Coming back to the number of companies necessary to form a definitive index, Pfeiffer says there are certain rules and regulatory guidelines laid out by the European Securities and Markets Authority (ESMA). But other than that, it then comes down to the rule of thumb.
“Twenty stocks could be seen as a lower bound for the number of constituents in an index,” he continues. “However, increasing the number of stocks comes at the cost of diluting the purity of a thematic index.”
“Developing a fully rules-based process can be challenging, and it requires profound knowledge to find constituents that fit as closely as possible in the respective theme.
“The core issue is to construct an index that reflects a certain topic precisely. Purity is an essential success factor for thematic indices and ETFs. Sometimes it is difficult to use just a sector or industry classifications for theme identification.”
Lightbound suggests issuers “absolutely need a significant universe” to provide a broad enough exposure.
“It is too early to be taking concentrated bets in these early stages of the theme,” he says. “Our three investment strategies focused on robotics and automation, artificial intelligence and healthcare technology each have 70 to 90 members and employ a modified equal weighting strategy with quarterly additions/deletions and rebalances.”
LGIM is a partner with ROBO Global on the L&G ROBO Global Robotics and Automation UCITS ETF and has a full range of thematic funds running through healthcare, mining, clean water, e-commerce and clean energy.

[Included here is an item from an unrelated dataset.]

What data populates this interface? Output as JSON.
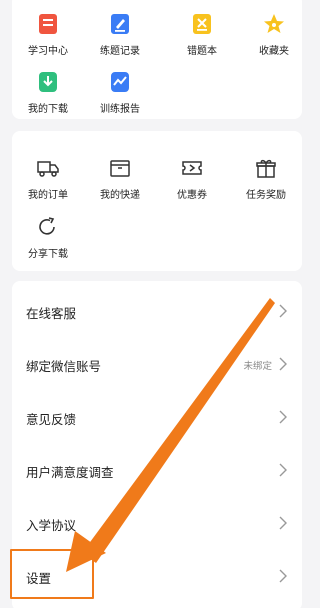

Li says the company “starts with the experts on the ground” in order to take in their views and their classifications and parameters. “We get them to help us define the industry and then we bring that to the index provider,” he adds.
However, it sometimes can be the other way around, says Pfeiffer. “If we believe in an index strategy, like, for example, the Future of Nutrition, we formulate a consistent methodology and set up the index concept without any client-commitment necessary.
“Thereafter, we make it available to our client-pool. If it is the other way around, clients typically have an idea or concept and reach out to the index providers.
“Usually, it requires some adequate adjustments, and several iterations are possible until the index is ready to go live with the customisation that a client may desire. At the start of the development process, investor commitment definitely helps, however, it is not a requirement.”
Li says the structure of ETFs is particularly suited to thematics, adding the universe of funds is now more developed than with mutual funds. “People like the vehicle’s flexibility and the structure’s transparency.”
But is it still an active process, particularly in defining the theme in the first place. “We are just trying to capture these opportunities earlier in the journey,” he says. “It needs to be an active approach, to identify the ideas and where the innovation is coming from.”
He issues a final rallying cry as a summing up of the case for thematics. “We just encourage free-thinking. Where are we going? If society is heading a certain way, do not investors want to be aligned too the strategic growth. Therefore, let’s free ourselves.”
ETF Insight is a new series brought to you by ETF Stream. Each week, we shine a light on the key issues from across the European ETF industry, analysing and interpreting the latest trends in the space. For last week’s insight, click here.